--- Available records ---
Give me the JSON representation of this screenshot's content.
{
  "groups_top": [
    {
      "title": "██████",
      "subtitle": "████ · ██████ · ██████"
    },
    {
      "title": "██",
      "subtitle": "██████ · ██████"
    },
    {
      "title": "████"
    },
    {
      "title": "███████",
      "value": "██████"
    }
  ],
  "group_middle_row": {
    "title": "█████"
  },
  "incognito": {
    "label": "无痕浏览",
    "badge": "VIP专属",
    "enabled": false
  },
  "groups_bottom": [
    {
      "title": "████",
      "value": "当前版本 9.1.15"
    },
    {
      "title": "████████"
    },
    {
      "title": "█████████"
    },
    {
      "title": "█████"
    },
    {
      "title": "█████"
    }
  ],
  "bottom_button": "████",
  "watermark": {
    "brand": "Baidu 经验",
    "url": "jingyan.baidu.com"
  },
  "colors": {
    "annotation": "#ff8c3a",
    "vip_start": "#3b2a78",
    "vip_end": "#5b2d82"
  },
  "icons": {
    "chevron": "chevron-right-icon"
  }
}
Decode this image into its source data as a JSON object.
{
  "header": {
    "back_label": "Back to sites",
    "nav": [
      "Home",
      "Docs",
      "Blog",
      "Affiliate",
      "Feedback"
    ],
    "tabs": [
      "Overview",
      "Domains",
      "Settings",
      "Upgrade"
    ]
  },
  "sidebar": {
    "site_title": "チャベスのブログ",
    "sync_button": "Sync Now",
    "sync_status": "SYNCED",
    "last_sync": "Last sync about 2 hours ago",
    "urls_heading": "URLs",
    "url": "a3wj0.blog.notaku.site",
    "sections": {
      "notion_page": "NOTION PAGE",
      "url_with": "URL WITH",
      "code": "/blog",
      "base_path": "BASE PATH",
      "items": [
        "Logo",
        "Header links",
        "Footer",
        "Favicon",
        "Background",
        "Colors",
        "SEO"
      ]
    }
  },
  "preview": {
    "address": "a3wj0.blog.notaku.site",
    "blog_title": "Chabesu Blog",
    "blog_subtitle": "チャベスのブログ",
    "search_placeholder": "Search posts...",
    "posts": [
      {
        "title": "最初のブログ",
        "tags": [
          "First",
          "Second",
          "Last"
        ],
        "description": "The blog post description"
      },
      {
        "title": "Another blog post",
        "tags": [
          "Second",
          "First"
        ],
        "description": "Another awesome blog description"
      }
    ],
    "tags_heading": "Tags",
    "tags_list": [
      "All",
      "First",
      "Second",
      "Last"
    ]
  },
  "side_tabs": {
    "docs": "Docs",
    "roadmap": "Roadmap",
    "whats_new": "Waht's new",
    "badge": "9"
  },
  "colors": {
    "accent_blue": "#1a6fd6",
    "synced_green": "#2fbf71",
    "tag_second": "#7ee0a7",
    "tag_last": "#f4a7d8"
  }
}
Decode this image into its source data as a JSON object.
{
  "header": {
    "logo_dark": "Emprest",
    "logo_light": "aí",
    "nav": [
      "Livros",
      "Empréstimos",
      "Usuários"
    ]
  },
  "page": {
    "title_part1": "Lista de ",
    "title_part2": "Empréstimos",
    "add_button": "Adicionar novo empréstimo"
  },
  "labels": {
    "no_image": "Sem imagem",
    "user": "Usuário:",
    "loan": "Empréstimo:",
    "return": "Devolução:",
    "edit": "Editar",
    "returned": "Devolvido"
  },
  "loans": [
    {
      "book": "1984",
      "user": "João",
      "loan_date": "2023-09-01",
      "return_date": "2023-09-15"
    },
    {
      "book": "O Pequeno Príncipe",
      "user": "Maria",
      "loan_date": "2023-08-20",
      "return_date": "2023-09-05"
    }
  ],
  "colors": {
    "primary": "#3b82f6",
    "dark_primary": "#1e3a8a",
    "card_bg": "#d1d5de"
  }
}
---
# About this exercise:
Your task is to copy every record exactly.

# Task result:
Give me the JSON representation of this screenshot's content.
{
  "groups_top": [
    {
      "title": "██████",
      "subtitle": "████ · ██████ · ██████"
    },
    {
      "title": "██",
      "subtitle": "██████ · ██████"
    },
    {
      "title": "████"
    },
    {
      "title": "███████",
      "value": "██████"
    }
  ],
  "group_middle_row": {
    "title": "█████"
  },
  "incognito": {
    "label": "无痕浏览",
    "badge": "VIP专属",
    "enabled": false
  },
  "groups_bottom": [
    {
      "title": "████",
      "value": "当前版本 9.1.15"
    },
    {
      "title": "████████"
    },
    {
      "title": "█████████"
    },
    {
      "title": "█████"
    },
    {
      "title": "█████"
    }
  ],
  "bottom_button": "████",
  "watermark": {
    "brand": "Baidu 经验",
    "url": "jingyan.baidu.com"
  },
  "colors": {
    "annotation": "#ff8c3a",
    "vip_start": "#3b2a78",
    "vip_end": "#5b2d82"
  },
  "icons": {
    "chevron": "chevron-right-icon"
  }
}
Decode this image into its source data as a JSON object.
{
  "header": {
    "back_label": "Back to sites",
    "nav": [
      "Home",
      "Docs",
      "Blog",
      "Affiliate",
      "Feedback"
    ],
    "tabs": [
      "Overview",
      "Domains",
      "Settings",
      "Upgrade"
    ]
  },
  "sidebar": {
    "site_title": "チャベスのブログ",
    "sync_button": "Sync Now",
    "sync_status": "SYNCED",
    "last_sync": "Last sync about 2 hours ago",
    "urls_heading": "URLs",
    "url": "a3wj0.blog.notaku.site",
    "sections": {
      "notion_page": "NOTION PAGE",
      "url_with": "URL WITH",
      "code": "/blog",
      "base_path": "BASE PATH",
      "items": [
        "Logo",
        "Header links",
        "Footer",
        "Favicon",
        "Background",
        "Colors",
        "SEO"
      ]
    }
  },
  "preview": {
    "address": "a3wj0.blog.notaku.site",
    "blog_title": "Chabesu Blog",
    "blog_subtitle": "チャベスのブログ",
    "search_placeholder": "Search posts...",
    "posts": [
      {
        "title": "最初のブログ",
        "tags": [
          "First",
          "Second",
          "Last"
        ],
        "description": "The blog post description"
      },
      {
        "title": "Another blog post",
        "tags": [
          "Second",
          "First"
        ],
        "description": "Another awesome blog description"
      }
    ],
    "tags_heading": "Tags",
    "tags_list": [
      "All",
      "First",
      "Second",
      "Last"
    ]
  },
  "side_tabs": {
    "docs": "Docs",
    "roadmap": "Roadmap",
    "whats_new": "Waht's new",
    "badge": "9"
  },
  "colors": {
    "accent_blue": "#1a6fd6",
    "synced_green": "#2fbf71",
    "tag_second": "#7ee0a7",
    "tag_last": "#f4a7d8"
  }
}
Decode this image into its source data as a JSON object.
{
  "header": {
    "logo_dark": "Emprest",
    "logo_light": "aí",
    "nav": [
      "Livros",
      "Empréstimos",
      "Usuários"
    ]
  },
  "page": {
    "title_part1": "Lista de ",
    "title_part2": "Empréstimos",
    "add_button": "Adicionar novo empréstimo"
  },
  "labels": {
    "no_image": "Sem imagem",
    "user": "Usuário:",
    "loan": "Empréstimo:",
    "return": "Devolução:",
    "edit": "Editar",
    "returned": "Devolvido"
  },
  "loans": [
    {
      "book": "1984",
      "user": "João",
      "loan_date": "2023-09-01",
      "return_date": "2023-09-15"
    },
    {
      "book": "O Pequeno Príncipe",
      "user": "Maria",
      "loan_date": "2023-08-20",
      "return_date": "2023-09-05"
    }
  ],
  "colors": {
    "primary": "#3b82f6",
    "dark_primary": "#1e3a8a",
    "card_bg": "#d1d5de"
  }
}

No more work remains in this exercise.